It’s kind of surprising that an element as rare as boron turns out to be an essential micro-nutrient of Cannabis. The compounds that boron forms with other elements tend to be soluble and transportable by water. So, while borates are uniformly distributed worldwide in infinitesimal soil quantities, a handful of dense concentrations or “mother lodes” have been created by the evaporation of ancient seas over geologic time. In it’s mineralized and crystallized salt forms, mostly borates like the highly soluble Borax; these large accumulated deposits have been discovered and are mined almost exclusively in Turkey and California.
Boron is required by cannabis to regulate carbohydrate production, stimulate flower development, facilitate root elongation for mycorrhizal fungi and build healthy cell walls; yet, as with manganese, too much of a good thing is highly toxic. In fact, there seems to be a rather fine line between deficient levels of boron and potentially toxic excessive levels. In both deficiency and toxicity, the subtle cannabis leaf necrotic spotting and twisted, stunted, even dead meristem (growing tip) symptoms tend to go unnoticed until it is too late for corrective action, so I think water and soil testing is the best way to monitor.
Beware of irrigating with high salt content well water as a potential source of excessive boron, as little as 2 ppm could be harmful. Outdoors, the process of choosing your cannabis grow site should include a complete soil analysis which includes a report on boron (B). Guidelines for tomato field selection suggest avoiding locations with soil boron in excess of 5 ppm. While mobile in the phloem of a very few fruit and vegetable crops, boron is considered immobile in most plants (including cannabis), as well as my favorite research proxy — the tomato. The difference has to do with what sort of complex sugars are produced during photosynthesis. Since boron cannot be scrounged from older growth, a small but constant supply is required for healthy development.
If your testing comes up boron deficient there are several inexpensive products on the market you can apply. One third to one pound of boron per acre should be plenty; Solubor, for instance, is 20.5% boron so a little goes a long way. Boric acid, often sold as an insecticide or fungicide, is a much cheaper home remedy even at only 16.5% boron.
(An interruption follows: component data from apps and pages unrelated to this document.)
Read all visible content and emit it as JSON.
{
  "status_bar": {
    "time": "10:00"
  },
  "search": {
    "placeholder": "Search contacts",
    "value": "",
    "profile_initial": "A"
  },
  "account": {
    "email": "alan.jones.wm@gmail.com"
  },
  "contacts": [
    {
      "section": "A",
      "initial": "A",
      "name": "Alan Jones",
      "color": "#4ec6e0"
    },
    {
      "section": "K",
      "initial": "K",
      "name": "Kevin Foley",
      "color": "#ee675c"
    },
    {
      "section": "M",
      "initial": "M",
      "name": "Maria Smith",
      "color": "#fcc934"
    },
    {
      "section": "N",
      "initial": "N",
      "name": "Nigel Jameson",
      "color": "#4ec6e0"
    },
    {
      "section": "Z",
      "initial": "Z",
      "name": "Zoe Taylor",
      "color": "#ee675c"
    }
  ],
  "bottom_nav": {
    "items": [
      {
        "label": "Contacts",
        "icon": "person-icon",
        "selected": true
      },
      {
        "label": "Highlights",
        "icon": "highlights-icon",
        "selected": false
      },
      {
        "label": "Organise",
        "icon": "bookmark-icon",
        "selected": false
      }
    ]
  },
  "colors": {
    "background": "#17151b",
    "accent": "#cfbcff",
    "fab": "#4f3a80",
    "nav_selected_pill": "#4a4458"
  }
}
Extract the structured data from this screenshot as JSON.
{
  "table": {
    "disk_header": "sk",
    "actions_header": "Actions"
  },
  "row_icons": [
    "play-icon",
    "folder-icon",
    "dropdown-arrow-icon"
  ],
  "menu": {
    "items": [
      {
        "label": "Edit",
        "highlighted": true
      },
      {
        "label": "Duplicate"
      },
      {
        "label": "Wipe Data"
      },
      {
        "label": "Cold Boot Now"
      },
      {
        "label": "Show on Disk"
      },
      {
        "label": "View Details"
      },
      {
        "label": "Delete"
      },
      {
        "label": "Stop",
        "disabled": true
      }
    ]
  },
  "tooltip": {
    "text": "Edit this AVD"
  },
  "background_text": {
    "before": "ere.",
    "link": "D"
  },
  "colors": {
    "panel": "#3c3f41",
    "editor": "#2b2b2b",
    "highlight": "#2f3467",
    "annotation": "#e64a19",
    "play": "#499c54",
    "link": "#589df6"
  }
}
Please watch your pH carefully when supplementing with substances containing boron!
Any advice and opinions about the cultivation of Cannabis offered by Bruce N. Goren are his own and do not represent the University of California or the Master Gardener Program.